  • Rolf Ebert: On the history of the city of Lübben (Spreewald). Chronological outline . Heimat-Verlag, Lübben 2003, ISBN 3-929600-27-7 .
  • Klaus Neitmann , Kathrin Schröder and Kärstin Weirauch: "Has become the ornament of the country". Lübben (Spreewald) in the mirror of archival sources (= individual publication of the Brandenburg State Main Archives, Volume 2). be.bra Wissenschaft verlag, Berlin 2006, ISBN 978-3-937233-28-4

Web links

Commons : Lübben  - Collection of images, videos and audio files

Individual evidence

  1. Population in the State of Brandenburg according to municipalities, offices and municipalities not subject to official registration on December 31, 2019 (XLSX file; 223 KB) (updated official population figures) ( help on this ).
  2. Date according to the city website
  3. Press release from the Brandenburg Ministry for Economic Affairs and Energy from September 9, 2016
  4. Lübben - numbers, facts on the city's website
  5. ^ Service portal of the state administration Brandenburg. City of Lübben (Spreewald)
  6. Reinhard E. Fischer : The place names of the states of Brandenburg and Berlin. Age - origin - meaning (= Brandenburg historical studies, volume 13). be.bra Wissenschaft verlag, Berlin 2005, ISBN 3-937233-30-X , p. 108.
  7. After: Peter Gosztony (Ed.): The battle for Berlin in eyewitness reports. Deutscher Taschenbuch Verlag, Munich 1985, ISBN 3-423-02718-5 , p. 119 f.
  8. ^ City of Lübben. History. 2006-2010. Lübben's city center gets a new face on
  9. Historical municipality register of the state of Brandenburg 1875 to 2005. Dahme-Spreewald district (PDF) pp. 22-25
  10. Population in the state of Brandenburg from 1991 to 2015 according to independent cities, districts and municipalities , Table 7
  11. ^ Office for Statistics Berlin-Brandenburg (Ed.): Statistical report AI 7, A II 3, A III 3. Population development and population status in the state of Brandenburg (respective editions of the month of December)
  12. ^ Richard Andree : Wendish wandering studies. Stuttgart 1874, p. 175
  13. Ernst Tschernik: The development of the Sorbian population. Akademie-Verlag, Berlin 1954, p. 110ff.
  14. ^ Result of the local election on May 26, 2019
  15. Personal declaration by the mayor in the Lübbener Stadtanzeiger, No. 07/2014, p. 2 (PDF; 2.36 MB)
  16. Brandenburg Local Election Act, Section 74
  17. ^ Result of the mayoral election on February 15, 2015
  18. Coat of arms information on the service portal of the state administration of Brandenburg
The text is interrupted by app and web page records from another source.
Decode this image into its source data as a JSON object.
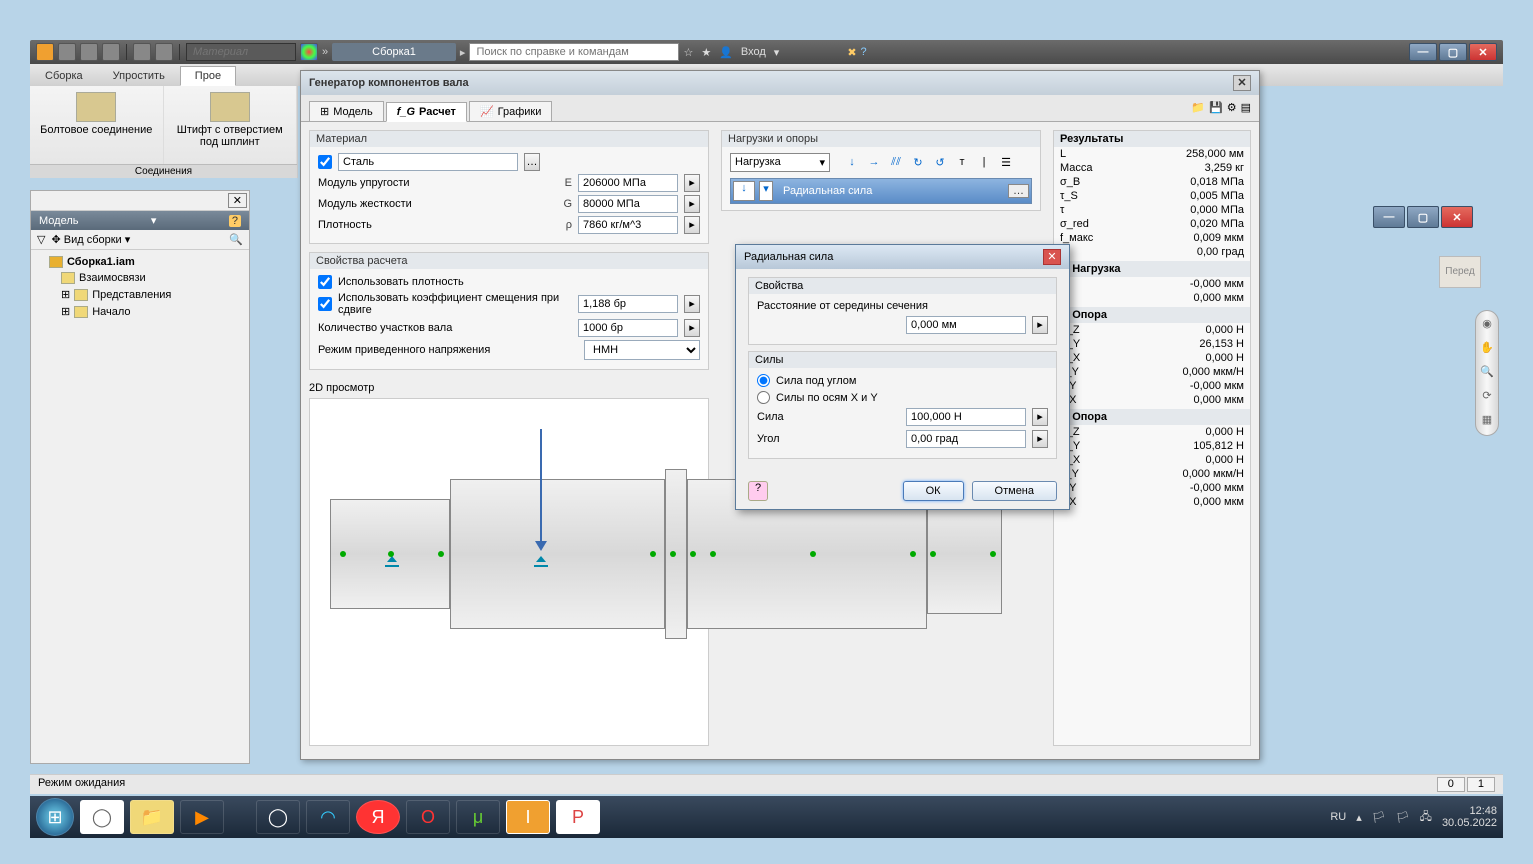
{
  "top": {
    "material_placeholder": "Материал",
    "doc_tab": "Сборка1",
    "search_placeholder": "Поиск по справке и командам",
    "login": "Вход"
  },
  "ribbon_tabs": [
    "Сборка",
    "Упростить",
    "Прое"
  ],
  "ribbon_items": {
    "bolt": "Болтовое соединение",
    "pin": "Штифт с отверстием под шплинт",
    "group": "Соединения"
  },
  "model_panel": {
    "title": "Модель",
    "filter": "Вид сборки",
    "root": "Сборка1.iam",
    "nodes": [
      "Взаимосвязи",
      "Представления",
      "Начало"
    ]
  },
  "gen": {
    "title": "Генератор компонентов вала",
    "tabs": {
      "model": "Модель",
      "calc": "Расчет",
      "graphs": "Графики"
    },
    "material": {
      "group": "Материал",
      "name": "Сталь",
      "e_label": "Модуль упругости",
      "e_sym": "E",
      "e_val": "206000 МПа",
      "g_label": "Модуль жесткости",
      "g_sym": "G",
      "g_val": "80000 МПа",
      "rho_label": "Плотность",
      "rho_sym": "ρ",
      "rho_val": "7860 кг/м^3"
    },
    "calc_props": {
      "group": "Свойства расчета",
      "use_density": "Использовать плотность",
      "use_shear": "Использовать коэффициент смещения при сдвиге",
      "shear_val": "1,188 бр",
      "sections_label": "Количество участков вала",
      "sections_val": "1000 бр",
      "mode_label": "Режим приведенного напряжения",
      "mode_val": "НМН"
    },
    "loads": {
      "group": "Нагрузки и опоры",
      "dd": "Нагрузка",
      "item": "Радиальная сила"
    },
    "preview_title": "2D просмотр"
  },
  "results": {
    "header": "Результаты",
    "rows": [
      [
        "L",
        "258,000 мм"
      ],
      [
        "Масса",
        "3,259 кг"
      ],
      [
        "σ_B",
        "0,018 МПа"
      ],
      [
        "τ_S",
        "0,005 МПа"
      ],
      [
        "τ",
        "0,000 МПа"
      ],
      [
        "σ_red",
        "0,020 МПа"
      ],
      [
        "f_макс",
        "0,009 мкм"
      ],
      [
        "",
        "0,00 град"
      ]
    ],
    "s1": "1. Нагрузка",
    "s1rows": [
      [
        "",
        "-0,000 мкм"
      ],
      [
        "",
        "0,000 мкм"
      ]
    ],
    "s2": "1. Опора",
    "s2rows": [
      [
        "F_Z",
        "0,000 Н"
      ],
      [
        "F_Y",
        "26,153 Н"
      ],
      [
        "F_X",
        "0,000 Н"
      ],
      [
        "γ_Y",
        "0,000 мкм/Н"
      ],
      [
        "f_Y",
        "-0,000 мкм"
      ],
      [
        "f_X",
        "0,000 мкм"
      ]
    ],
    "s3": "2. Опора",
    "s3rows": [
      [
        "F_Z",
        "0,000 Н"
      ],
      [
        "F_Y",
        "105,812 Н"
      ],
      [
        "F_X",
        "0,000 Н"
      ],
      [
        "γ_Y",
        "0,000 мкм/Н"
      ],
      [
        "f_Y",
        "-0,000 мкм"
      ],
      [
        "f_X",
        "0,000 мкм"
      ]
    ]
  },
  "dialog": {
    "title": "Радиальная сила",
    "props": "Свойства",
    "dist_label": "Расстояние от середины сечения",
    "dist_val": "0,000 мм",
    "forces": "Силы",
    "r1": "Сила под углом",
    "r2": "Силы по осям X и Y",
    "force_label": "Сила",
    "force_val": "100,000 Н",
    "angle_label": "Угол",
    "angle_val": "0,00 град",
    "ok": "ОК",
    "cancel": "Отмена"
  },
  "status": {
    "text": "Режим ожидания",
    "coords": [
      "0",
      "1"
    ]
  },
  "viewcube": "Перед",
  "tray": {
    "lang": "RU",
    "time": "12:48",
    "date": "30.05.2022"
  }
}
  19. a b draft resolution 2011/068 a . (PDF; 1.8 MB) at
  20. Lübben (Spreewald) ( Memento from October 6, 2013 in the Internet Archive ) on
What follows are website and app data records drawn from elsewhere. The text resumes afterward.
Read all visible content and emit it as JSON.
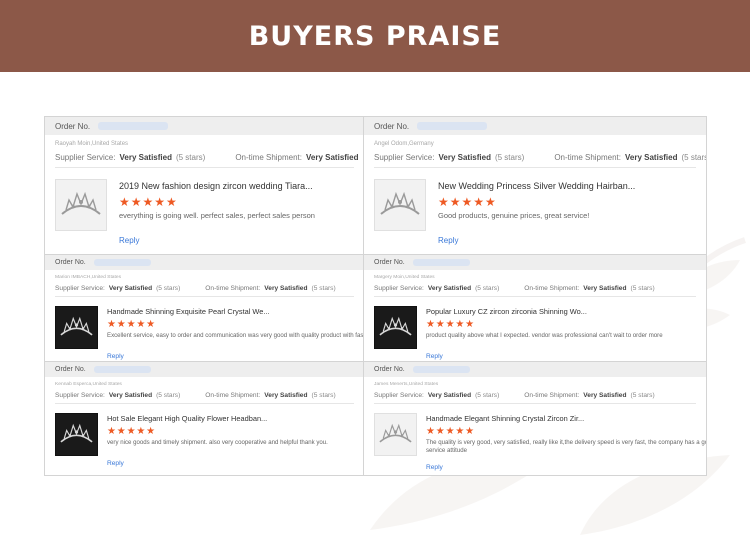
{
  "banner": {
    "title": "BUYERS PRAISE"
  },
  "common": {
    "order_label": "Order No.",
    "supplier_label": "Supplier Service:",
    "shipment_label": "On-time Shipment:",
    "satisfied": "Very Satisfied",
    "stars_note": "(5 stars)",
    "reply": "Reply"
  },
  "reviews": [
    {
      "buyer": "Raoyah Moin,United States",
      "title": "2019 New fashion design zircon wedding Tiara...",
      "rating": "★★★★★",
      "comment": "everything is going well. perfect sales, perfect sales person"
    },
    {
      "buyer": "Angel Odom,Germany",
      "title": "New Wedding Princess Silver Wedding Hairban...",
      "rating": "★★★★★",
      "comment": "Good products, genuine prices, great service!"
    },
    {
      "buyer": "Marion IMBACH,United States",
      "title": "Handmade Shinning Exquisite Pearl Crystal We...",
      "rating": "★★★★★",
      "comment": "Excellent service, easy to order and communication was very good with quality product with fast delivery"
    },
    {
      "buyer": "Margery Moin,United States",
      "title": "Popular Luxury CZ zircon zirconia Shinning Wo...",
      "rating": "★★★★★",
      "comment": "product quality above what I expected.  vendor was professional can't wait to order more"
    },
    {
      "buyer": "Kennab Esperca,United States",
      "title": "Hot Sale Elegant High Quality Flower Headban...",
      "rating": "★★★★★",
      "comment": "very nice goods and timely shipment. also very cooperative and helpful    thank you."
    },
    {
      "buyer": "James Menerts,United States",
      "title": "Handmade Elegant Shinning Crystal Zircon Zir...",
      "rating": "★★★★★",
      "comment": "The quality is very good, very satisfied, really like it,the delivery speed is very fast, the company has a good",
      "comment2": "service attitude"
    }
  ]
}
  21. City of Lübben (Spreewald) ( memento from September 5, 2012 in the web archive ) on
  23. Lübbener Hain on the website of the city of Lübben, accessed on May 5, 2016.
  24. - Homepage , accessed on October 27, 2015
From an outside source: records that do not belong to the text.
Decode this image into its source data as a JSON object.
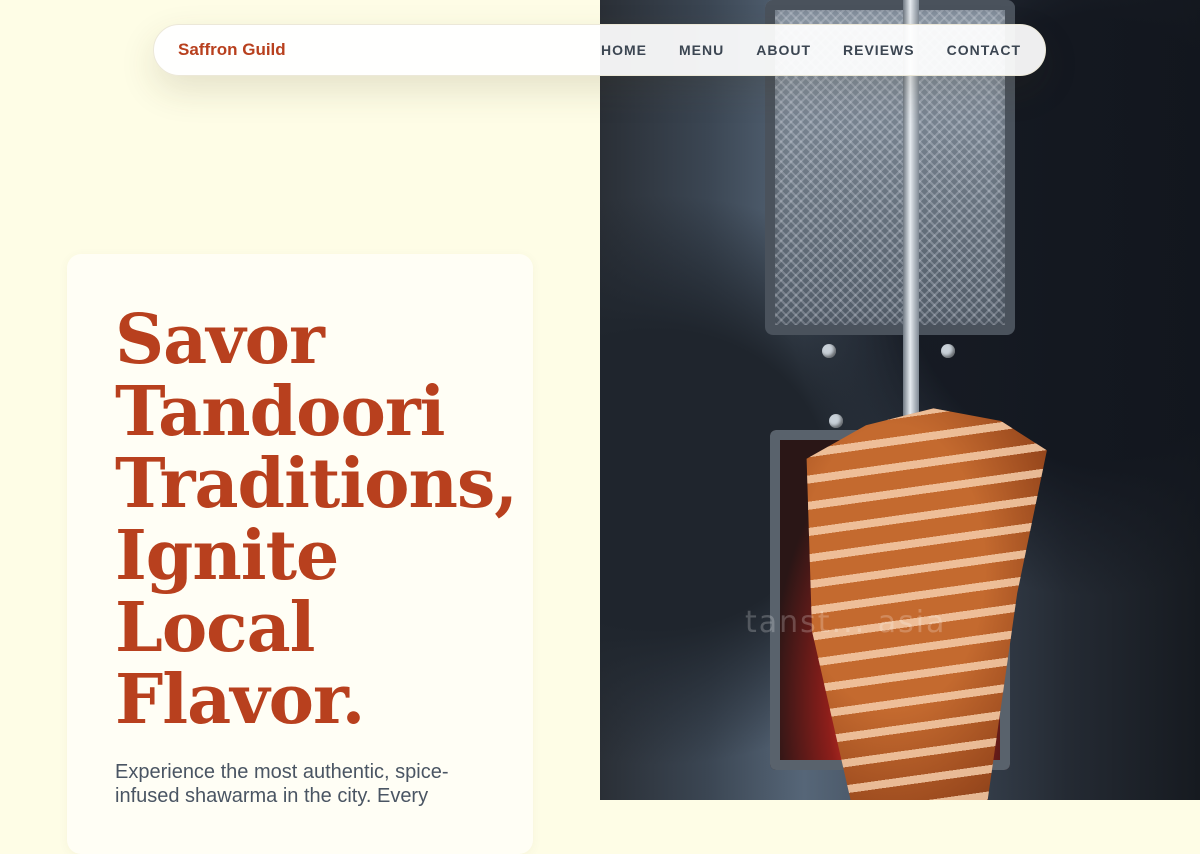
{
  "nav": {
    "brand": "Saffron Guild",
    "links": [
      "HOME",
      "MENU",
      "ABOUT",
      "REVIEWS",
      "CONTACT"
    ]
  },
  "hero": {
    "headline_lines": [
      "Savor",
      "Tandoori",
      "Traditions,",
      "Ignite",
      "Local",
      "Flavor."
    ],
    "lead": "Experience the most authentic, spice-infused shawarma in the city. Every",
    "photo_watermark": "tanst... asia"
  },
  "colors": {
    "background": "#fefde6",
    "accent": "#b8401e",
    "nav_text": "#3c4652"
  }
}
  25. Dismantling of bombs in the Spreewald. In: Thüringische Landeszeitung. June 30, 2009
  27. Quality report 2010. (PDF; 2.7 MB) of the Asklepios specialist clinic Lübben
  28. Who is occupying us? on the website of the Rehabilitation Center Lübben
  29. Numbers and facts on
  30. ^ The tourism industry in the Spreewald city of Lübben and the surrounding area today on
  31. Tourist association on
  32. schools on